Give back the full data, unchanged and complete.
_ _ _ _
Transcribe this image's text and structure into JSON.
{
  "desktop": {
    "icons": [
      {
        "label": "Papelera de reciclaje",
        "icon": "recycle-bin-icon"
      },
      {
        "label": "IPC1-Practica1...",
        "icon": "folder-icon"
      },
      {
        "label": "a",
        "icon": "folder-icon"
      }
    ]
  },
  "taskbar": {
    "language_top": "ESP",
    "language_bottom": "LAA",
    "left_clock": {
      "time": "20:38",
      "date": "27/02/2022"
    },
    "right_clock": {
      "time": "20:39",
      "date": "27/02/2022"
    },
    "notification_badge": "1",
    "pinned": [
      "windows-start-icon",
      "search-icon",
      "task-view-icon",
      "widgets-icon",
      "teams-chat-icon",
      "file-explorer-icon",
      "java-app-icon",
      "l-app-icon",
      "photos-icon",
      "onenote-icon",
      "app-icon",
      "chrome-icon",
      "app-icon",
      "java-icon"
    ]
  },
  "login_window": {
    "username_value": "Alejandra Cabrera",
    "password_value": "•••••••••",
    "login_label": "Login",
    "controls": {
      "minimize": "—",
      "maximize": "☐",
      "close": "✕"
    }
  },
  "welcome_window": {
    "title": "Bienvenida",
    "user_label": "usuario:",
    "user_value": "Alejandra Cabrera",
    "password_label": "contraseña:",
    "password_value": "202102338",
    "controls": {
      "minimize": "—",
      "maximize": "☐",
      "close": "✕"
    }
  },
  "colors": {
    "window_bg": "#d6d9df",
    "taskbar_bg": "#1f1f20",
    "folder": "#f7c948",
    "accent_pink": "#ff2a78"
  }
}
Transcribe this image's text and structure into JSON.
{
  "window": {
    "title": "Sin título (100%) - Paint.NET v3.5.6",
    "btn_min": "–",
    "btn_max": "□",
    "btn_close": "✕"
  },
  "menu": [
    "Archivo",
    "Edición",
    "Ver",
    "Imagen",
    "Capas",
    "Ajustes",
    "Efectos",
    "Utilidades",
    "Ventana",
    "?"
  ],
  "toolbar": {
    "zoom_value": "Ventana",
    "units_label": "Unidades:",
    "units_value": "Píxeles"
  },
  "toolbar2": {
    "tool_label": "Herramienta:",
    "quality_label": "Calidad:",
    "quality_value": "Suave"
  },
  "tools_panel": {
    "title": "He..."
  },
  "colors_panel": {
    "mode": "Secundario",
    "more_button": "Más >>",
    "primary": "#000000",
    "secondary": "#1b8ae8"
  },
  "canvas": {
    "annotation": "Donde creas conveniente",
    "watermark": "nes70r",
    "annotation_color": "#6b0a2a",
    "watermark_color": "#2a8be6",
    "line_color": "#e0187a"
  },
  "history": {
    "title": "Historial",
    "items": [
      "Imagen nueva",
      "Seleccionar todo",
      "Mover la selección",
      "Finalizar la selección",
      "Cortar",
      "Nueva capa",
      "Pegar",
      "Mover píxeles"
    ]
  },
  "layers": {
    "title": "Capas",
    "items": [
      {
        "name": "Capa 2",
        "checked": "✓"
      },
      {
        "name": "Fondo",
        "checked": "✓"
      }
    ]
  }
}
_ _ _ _
• [Expected output]
Transcribe this image's text and structure into JSON.
{
  "desktop": {
    "icons": [
      {
        "label": "Papelera de reciclaje",
        "icon": "recycle-bin-icon"
      },
      {
        "label": "IPC1-Practica1...",
        "icon": "folder-icon"
      },
      {
        "label": "a",
        "icon": "folder-icon"
      }
    ]
  },
  "taskbar": {
    "language_top": "ESP",
    "language_bottom": "LAA",
    "left_clock": {
      "time": "20:38",
      "date": "27/02/2022"
    },
    "right_clock": {
      "time": "20:39",
      "date": "27/02/2022"
    },
    "notification_badge": "1",
    "pinned": [
      "windows-start-icon",
      "search-icon",
      "task-view-icon",
      "widgets-icon",
      "teams-chat-icon",
      "file-explorer-icon",
      "java-app-icon",
      "l-app-icon",
      "photos-icon",
      "onenote-icon",
      "app-icon",
      "chrome-icon",
      "app-icon",
      "java-icon"
    ]
  },
  "login_window": {
    "username_value": "Alejandra Cabrera",
    "password_value": "•••••••••",
    "login_label": "Login",
    "controls": {
      "minimize": "—",
      "maximize": "☐",
      "close": "✕"
    }
  },
  "welcome_window": {
    "title": "Bienvenida",
    "user_label": "usuario:",
    "user_value": "Alejandra Cabrera",
    "password_label": "contraseña:",
    "password_value": "202102338",
    "controls": {
      "minimize": "—",
      "maximize": "☐",
      "close": "✕"
    }
  },
  "colors": {
    "window_bg": "#d6d9df",
    "taskbar_bg": "#1f1f20",
    "folder": "#f7c948",
    "accent_pink": "#ff2a78"
  }
}
Transcribe this image's text and structure into JSON.
{
  "window": {
    "title": "Sin título (100%) - Paint.NET v3.5.6",
    "btn_min": "–",
    "btn_max": "□",
    "btn_close": "✕"
  },
  "menu": [
    "Archivo",
    "Edición",
    "Ver",
    "Imagen",
    "Capas",
    "Ajustes",
    "Efectos",
    "Utilidades",
    "Ventana",
    "?"
  ],
  "toolbar": {
    "zoom_value": "Ventana",
    "units_label": "Unidades:",
    "units_value": "Píxeles"
  },
  "toolbar2": {
    "tool_label": "Herramienta:",
    "quality_label": "Calidad:",
    "quality_value": "Suave"
  },
  "tools_panel": {
    "title": "He..."
  },
  "colors_panel": {
    "mode": "Secundario",
    "more_button": "Más >>",
    "primary": "#000000",
    "secondary": "#1b8ae8"
  },
  "canvas": {
    "annotation": "Donde creas conveniente",
    "watermark": "nes70r",
    "annotation_color": "#6b0a2a",
    "watermark_color": "#2a8be6",
    "line_color": "#e0187a"
  },
  "history": {
    "title": "Historial",
    "items": [
      "Imagen nueva",
      "Seleccionar todo",
      "Mover la selección",
      "Finalizar la selección",
      "Cortar",
      "Nueva capa",
      "Pegar",
      "Mover píxeles"
    ]
  },
  "layers": {
    "title": "Capas",
    "items": [
      {
        "name": "Capa 2",
        "checked": "✓"
      },
      {
        "name": "Fondo",
        "checked": "✓"
      }
    ]
  }
}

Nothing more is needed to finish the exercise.